■ **Brief**
What you return must match the data below exactly, minus any pictures.

╭─ Input material

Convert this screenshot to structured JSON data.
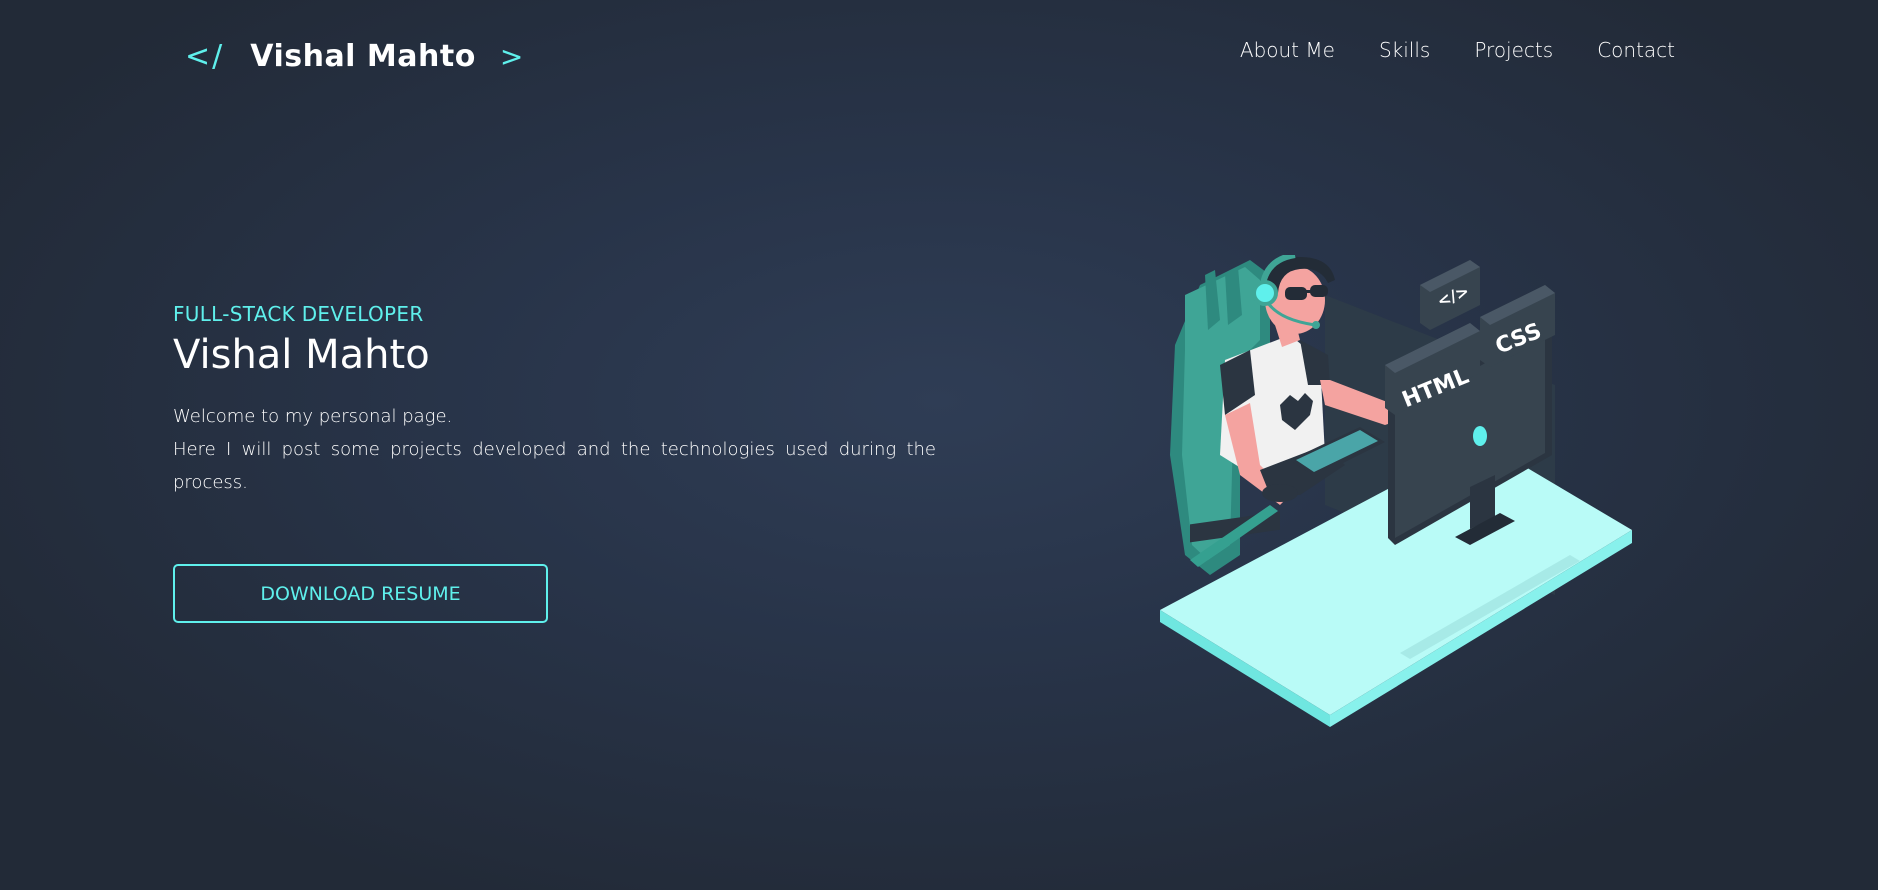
{
  "header": {
    "logo": {
      "open_bracket": "</",
      "name": "Vishal Mahto",
      "close_bracket": ">"
    },
    "nav": [
      {
        "label": "About Me"
      },
      {
        "label": "Skills"
      },
      {
        "label": "Projects"
      },
      {
        "label": "Contact"
      }
    ]
  },
  "hero": {
    "subtitle": "FULL-STACK DEVELOPER",
    "title": "Vishal Mahto",
    "description_line1": "Welcome to my personal page.",
    "description_line2": "Here I will post some projects developed and the technologies used during the process.",
    "button_label": "DOWNLOAD RESUME"
  },
  "illustration": {
    "code_tag_text": "</>",
    "html_tag_text": "HTML",
    "css_tag_text": "CSS"
  },
  "colors": {
    "accent": "#5ff0ec",
    "background": "#222a37",
    "text": "#ffffff"
  }
}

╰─

■ **Written solution**
Convert this screenshot to structured JSON data.
{
  "header": {
    "logo": {
      "open_bracket": "</",
      "name": "Vishal Mahto",
      "close_bracket": ">"
    },
    "nav": [
      {
        "label": "About Me"
      },
      {
        "label": "Skills"
      },
      {
        "label": "Projects"
      },
      {
        "label": "Contact"
      }
    ]
  },
  "hero": {
    "subtitle": "FULL-STACK DEVELOPER",
    "title": "Vishal Mahto",
    "description_line1": "Welcome to my personal page.",
    "description_line2": "Here I will post some projects developed and the technologies used during the process.",
    "button_label": "DOWNLOAD RESUME"
  },
  "illustration": {
    "code_tag_text": "</>",
    "html_tag_text": "HTML",
    "css_tag_text": "CSS"
  },
  "colors": {
    "accent": "#5ff0ec",
    "background": "#222a37",
    "text": "#ffffff"
  }
}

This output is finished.